  • Community levels of COVID-19 – Higher levels of COVID-19 cases and community spread in the gathering location, as well as where attendees are coming from, increase the risk of infection and spread among attendees. Information on the number of cases in an area can be found on the area’s health department website.
  • The location of the gathering – Indoor gatherings with poor ventilation pose more risk than outdoor gatherings. To increase ventilation open windows or doors.
  • The duration of the gathering – Gatherings that last longer pose more risk than shorter gatherings.
  • The number of people at the gathering – Gatherings with more people pose more risk than gatherings with fewer people. The size of a holiday gathering should be determined based on the ability to reduce or limit contact between attendees, the risk of spread, and state, local, territorial, or tribal health and safety laws, rules, and regulations.
  • The locations attendees are traveling from – Higher levels of COVID-19 cases and community spread in the gathering location, or where attendees are coming from, increase the risk of infection and spread among attendees.
  • The behaviors of attendees prior to the gathering – Gatherings with attendees who are not adhering to social distancing (staying at least 6 feet apart), mask wearing, hand washing, and other prevention behaviors pose more risk than gatherings with attendees who are engaging in these preventative behaviors.
  • The behaviors of attendees during the gathering – Gatherings with more preventive measures in place, such as mask wearing, social distancing, and hand washing, pose less risk than gatherings where fewer or no preventive measures are being implemented.

The Work From Home WorkSTEPS Medical Team:

Ben Hoffman, MD, MPH
Chief Medical Officer

Tony Nigliazzo, MD
Medical Director

Loraine Kanyare, MSN, MPH, RN
Director of Case Management

Lynda Phillips, LVN
Nurse Case Manager

Codey Church, LVN
Nurse Case Manager

Kerry Womack, LVN
Nurse Case Manager

Chuck Reynolds
Strategic Communications Consultant

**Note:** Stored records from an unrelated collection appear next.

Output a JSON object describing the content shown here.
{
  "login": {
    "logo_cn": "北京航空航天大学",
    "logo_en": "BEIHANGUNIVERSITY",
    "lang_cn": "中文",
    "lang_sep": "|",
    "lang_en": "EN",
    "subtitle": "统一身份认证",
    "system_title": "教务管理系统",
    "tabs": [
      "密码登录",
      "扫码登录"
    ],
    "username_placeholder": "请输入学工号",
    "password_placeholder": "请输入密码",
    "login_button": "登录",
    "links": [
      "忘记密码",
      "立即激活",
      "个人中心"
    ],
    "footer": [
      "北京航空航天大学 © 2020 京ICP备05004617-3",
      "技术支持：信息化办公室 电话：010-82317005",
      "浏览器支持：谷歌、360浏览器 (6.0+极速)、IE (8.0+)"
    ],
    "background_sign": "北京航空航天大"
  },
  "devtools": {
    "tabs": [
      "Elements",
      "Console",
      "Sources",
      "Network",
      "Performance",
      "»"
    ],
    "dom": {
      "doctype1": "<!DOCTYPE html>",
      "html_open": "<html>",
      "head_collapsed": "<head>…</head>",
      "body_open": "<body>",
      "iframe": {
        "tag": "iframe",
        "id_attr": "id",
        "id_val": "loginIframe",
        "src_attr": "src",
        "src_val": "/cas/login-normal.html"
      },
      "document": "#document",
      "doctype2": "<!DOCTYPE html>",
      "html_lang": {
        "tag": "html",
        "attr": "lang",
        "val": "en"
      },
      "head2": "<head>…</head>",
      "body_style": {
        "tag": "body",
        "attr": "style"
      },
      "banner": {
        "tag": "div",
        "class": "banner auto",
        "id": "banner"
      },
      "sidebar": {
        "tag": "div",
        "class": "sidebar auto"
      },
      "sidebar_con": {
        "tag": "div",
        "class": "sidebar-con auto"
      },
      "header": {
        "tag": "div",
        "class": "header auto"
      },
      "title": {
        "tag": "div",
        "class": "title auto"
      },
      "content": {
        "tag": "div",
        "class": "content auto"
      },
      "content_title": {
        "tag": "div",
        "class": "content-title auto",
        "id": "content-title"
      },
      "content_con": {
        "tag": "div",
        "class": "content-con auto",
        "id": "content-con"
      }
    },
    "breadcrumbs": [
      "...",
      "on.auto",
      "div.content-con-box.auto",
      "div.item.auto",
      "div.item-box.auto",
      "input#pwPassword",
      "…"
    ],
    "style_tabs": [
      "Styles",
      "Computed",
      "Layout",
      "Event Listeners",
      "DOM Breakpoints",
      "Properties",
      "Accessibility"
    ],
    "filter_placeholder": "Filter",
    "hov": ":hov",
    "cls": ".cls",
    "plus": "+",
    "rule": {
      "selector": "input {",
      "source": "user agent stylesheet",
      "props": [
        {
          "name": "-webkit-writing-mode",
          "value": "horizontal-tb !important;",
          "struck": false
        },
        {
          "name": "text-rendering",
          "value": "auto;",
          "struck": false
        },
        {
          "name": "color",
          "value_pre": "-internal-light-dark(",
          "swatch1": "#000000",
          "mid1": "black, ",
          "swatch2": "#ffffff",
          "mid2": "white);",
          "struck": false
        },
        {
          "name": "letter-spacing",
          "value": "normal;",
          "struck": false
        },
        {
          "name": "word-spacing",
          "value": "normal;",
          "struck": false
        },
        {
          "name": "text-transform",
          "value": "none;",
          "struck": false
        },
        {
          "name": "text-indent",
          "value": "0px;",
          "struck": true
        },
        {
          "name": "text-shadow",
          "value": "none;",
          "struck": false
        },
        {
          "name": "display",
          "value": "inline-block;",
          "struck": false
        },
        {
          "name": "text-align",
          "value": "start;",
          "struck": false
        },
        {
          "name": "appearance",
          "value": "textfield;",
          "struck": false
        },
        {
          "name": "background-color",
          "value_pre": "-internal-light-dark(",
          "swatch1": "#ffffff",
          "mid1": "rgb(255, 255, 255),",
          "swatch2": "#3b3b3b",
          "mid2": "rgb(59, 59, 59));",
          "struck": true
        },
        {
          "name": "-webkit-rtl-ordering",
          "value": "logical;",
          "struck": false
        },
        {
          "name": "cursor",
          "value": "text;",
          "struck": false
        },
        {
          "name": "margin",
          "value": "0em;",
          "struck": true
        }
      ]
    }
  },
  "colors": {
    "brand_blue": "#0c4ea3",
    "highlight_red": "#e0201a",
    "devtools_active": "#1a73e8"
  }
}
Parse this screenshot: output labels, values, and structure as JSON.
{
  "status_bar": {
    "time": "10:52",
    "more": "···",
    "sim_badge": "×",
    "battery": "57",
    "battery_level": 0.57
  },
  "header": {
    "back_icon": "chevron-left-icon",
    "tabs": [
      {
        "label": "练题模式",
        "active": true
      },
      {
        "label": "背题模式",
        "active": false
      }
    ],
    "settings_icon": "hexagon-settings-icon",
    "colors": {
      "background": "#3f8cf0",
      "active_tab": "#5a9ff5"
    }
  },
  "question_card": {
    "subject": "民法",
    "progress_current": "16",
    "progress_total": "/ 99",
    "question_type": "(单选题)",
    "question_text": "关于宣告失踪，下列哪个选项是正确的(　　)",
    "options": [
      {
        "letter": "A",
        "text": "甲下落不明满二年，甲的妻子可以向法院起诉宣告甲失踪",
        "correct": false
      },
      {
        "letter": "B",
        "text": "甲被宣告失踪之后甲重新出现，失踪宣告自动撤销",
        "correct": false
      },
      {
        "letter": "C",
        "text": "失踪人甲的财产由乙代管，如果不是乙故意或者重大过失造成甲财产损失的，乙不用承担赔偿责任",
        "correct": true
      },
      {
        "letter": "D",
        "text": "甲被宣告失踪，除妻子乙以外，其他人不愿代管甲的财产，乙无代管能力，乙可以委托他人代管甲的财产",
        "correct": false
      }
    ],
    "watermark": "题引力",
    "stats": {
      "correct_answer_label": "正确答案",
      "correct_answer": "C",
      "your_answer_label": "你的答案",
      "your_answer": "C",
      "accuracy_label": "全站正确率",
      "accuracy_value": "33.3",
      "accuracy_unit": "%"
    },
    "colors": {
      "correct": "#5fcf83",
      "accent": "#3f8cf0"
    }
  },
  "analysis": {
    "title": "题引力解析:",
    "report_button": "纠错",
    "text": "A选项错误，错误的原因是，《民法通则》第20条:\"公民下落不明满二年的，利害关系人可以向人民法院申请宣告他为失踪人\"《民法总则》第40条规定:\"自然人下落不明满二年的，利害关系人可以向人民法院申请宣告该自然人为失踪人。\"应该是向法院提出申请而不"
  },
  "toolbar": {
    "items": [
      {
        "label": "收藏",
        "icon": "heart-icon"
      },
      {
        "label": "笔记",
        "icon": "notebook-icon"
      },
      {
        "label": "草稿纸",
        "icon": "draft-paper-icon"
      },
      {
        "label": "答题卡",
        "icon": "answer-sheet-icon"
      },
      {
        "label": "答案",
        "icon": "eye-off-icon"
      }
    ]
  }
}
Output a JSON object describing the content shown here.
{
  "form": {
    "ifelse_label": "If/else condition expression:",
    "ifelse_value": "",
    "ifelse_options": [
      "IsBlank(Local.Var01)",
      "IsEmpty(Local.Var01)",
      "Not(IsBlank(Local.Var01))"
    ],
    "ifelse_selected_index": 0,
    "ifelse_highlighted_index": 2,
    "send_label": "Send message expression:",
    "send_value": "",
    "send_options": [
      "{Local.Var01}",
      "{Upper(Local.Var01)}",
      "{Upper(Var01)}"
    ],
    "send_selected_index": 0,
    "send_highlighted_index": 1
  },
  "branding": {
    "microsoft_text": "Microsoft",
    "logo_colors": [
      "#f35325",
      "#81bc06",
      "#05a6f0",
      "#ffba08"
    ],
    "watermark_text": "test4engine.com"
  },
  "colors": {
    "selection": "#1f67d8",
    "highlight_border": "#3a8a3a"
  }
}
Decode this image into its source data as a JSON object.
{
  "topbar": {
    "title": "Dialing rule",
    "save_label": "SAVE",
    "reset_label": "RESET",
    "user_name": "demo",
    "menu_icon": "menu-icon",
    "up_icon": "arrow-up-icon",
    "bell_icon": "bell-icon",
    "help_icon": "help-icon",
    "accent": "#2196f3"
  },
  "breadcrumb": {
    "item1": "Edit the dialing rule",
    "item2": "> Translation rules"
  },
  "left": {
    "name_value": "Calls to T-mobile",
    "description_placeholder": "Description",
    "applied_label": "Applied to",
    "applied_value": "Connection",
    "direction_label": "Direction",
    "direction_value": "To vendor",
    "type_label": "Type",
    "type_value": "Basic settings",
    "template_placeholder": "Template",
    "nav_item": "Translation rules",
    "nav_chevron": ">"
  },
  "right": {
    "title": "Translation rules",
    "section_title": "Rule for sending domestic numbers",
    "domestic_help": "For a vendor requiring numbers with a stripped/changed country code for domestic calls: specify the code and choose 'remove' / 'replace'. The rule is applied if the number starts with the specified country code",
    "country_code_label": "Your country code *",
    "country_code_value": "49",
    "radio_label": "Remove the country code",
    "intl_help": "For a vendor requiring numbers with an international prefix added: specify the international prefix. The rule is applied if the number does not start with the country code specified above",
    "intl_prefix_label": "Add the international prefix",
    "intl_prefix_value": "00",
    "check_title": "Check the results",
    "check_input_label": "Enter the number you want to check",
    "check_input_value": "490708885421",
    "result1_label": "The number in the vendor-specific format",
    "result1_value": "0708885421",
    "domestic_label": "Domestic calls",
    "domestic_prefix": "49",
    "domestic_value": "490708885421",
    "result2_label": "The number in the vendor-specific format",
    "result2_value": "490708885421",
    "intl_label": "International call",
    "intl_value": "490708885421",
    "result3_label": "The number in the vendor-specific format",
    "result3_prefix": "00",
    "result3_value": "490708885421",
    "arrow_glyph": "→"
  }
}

This Guidance (“Guidance”) is provided for informational and educational purposes only. It is not intended as Legal Advice or Medical Advice. Adherence to any recommendations included in this Guidance will not ensure successful diagnosis or treatment in every situation. Furthermore, the recommendations contained in this Guidance should not be interpreted as setting a standard of care or be deemed inclusive of all proper methods of care nor exclusive of other methods of care reasonably directed to obtaining the same results. The ultimate judgment regarding the propriety of any specific therapy must be made by the physician and the patient in light of all the circumstances presented by the individual patient, and the known variability and biological behavior of the medical condition. Similarly, this Guidance is based on current advice, comments, and guidance from the EEOC, CDC and the CMS made publicly available. The ultimate judgement regarding the propriety of any specific employment action must be made by the company and attorney in light of all of the circumstances presented by the company, state and federal rules existing at the time and the then current state of the National Pandemic. This Guidance and its conclusions and recommendations reflect the best available information at the time the Guidance was prepared. The results of future studies or changes in rules, regulations or laws may require revisions to the recommendations in this Guidance to reflect new data. WorkSTEPS does not warrant the accuracy or completeness of the Guidance and assumes no responsibility for any injury or damage to persons or property arising out of or related to any use of this Guidance or for any errors or omissions.

Thank you! Your submission has been received!
Oops! Something went wrong while submitting the form.
Thank you! Your submission has been received!
Oops! Something went wrong while submitting the form.
Top-tier companies create their occupational health programs with WorkSTEPS
Contact us

Receive strategies on dealing with COVID-19 Crisis and General Health of the workforce

Newsletter written by WorkSTEPS CMO Dr. Ben Hoffman and WorkSTEPS’ expert medical team.